▶ **The task**:
Give the data again exactly as it is written.
- Opening Delimiter -
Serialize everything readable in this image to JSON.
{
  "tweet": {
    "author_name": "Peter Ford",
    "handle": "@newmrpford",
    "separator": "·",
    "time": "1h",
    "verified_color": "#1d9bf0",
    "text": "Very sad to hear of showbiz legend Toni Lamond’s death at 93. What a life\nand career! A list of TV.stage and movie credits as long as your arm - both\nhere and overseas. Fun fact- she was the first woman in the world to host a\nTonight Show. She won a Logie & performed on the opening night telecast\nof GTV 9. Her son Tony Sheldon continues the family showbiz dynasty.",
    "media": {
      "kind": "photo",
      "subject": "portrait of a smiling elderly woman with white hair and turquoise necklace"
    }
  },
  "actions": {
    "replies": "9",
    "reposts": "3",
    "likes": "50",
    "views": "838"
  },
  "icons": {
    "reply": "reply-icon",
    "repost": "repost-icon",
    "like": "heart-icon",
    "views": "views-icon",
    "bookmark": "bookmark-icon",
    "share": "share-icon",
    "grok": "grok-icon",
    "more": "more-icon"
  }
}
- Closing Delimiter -
▶ **Your response**:
Serialize everything readable in this image to JSON.
{
  "tweet": {
    "author_name": "Peter Ford",
    "handle": "@newmrpford",
    "separator": "·",
    "time": "1h",
    "verified_color": "#1d9bf0",
    "text": "Very sad to hear of showbiz legend Toni Lamond’s death at 93. What a life\nand career! A list of TV.stage and movie credits as long as your arm - both\nhere and overseas. Fun fact- she was the first woman in the world to host a\nTonight Show. She won a Logie & performed on the opening night telecast\nof GTV 9. Her son Tony Sheldon continues the family showbiz dynasty.",
    "media": {
      "kind": "photo",
      "subject": "portrait of a smiling elderly woman with white hair and turquoise necklace"
    }
  },
  "actions": {
    "replies": "9",
    "reposts": "3",
    "likes": "50",
    "views": "838"
  },
  "icons": {
    "reply": "reply-icon",
    "repost": "repost-icon",
    "like": "heart-icon",
    "views": "views-icon",
    "bookmark": "bookmark-icon",
    "share": "share-icon",
    "grok": "grok-icon",
    "more": "more-icon"
  }
}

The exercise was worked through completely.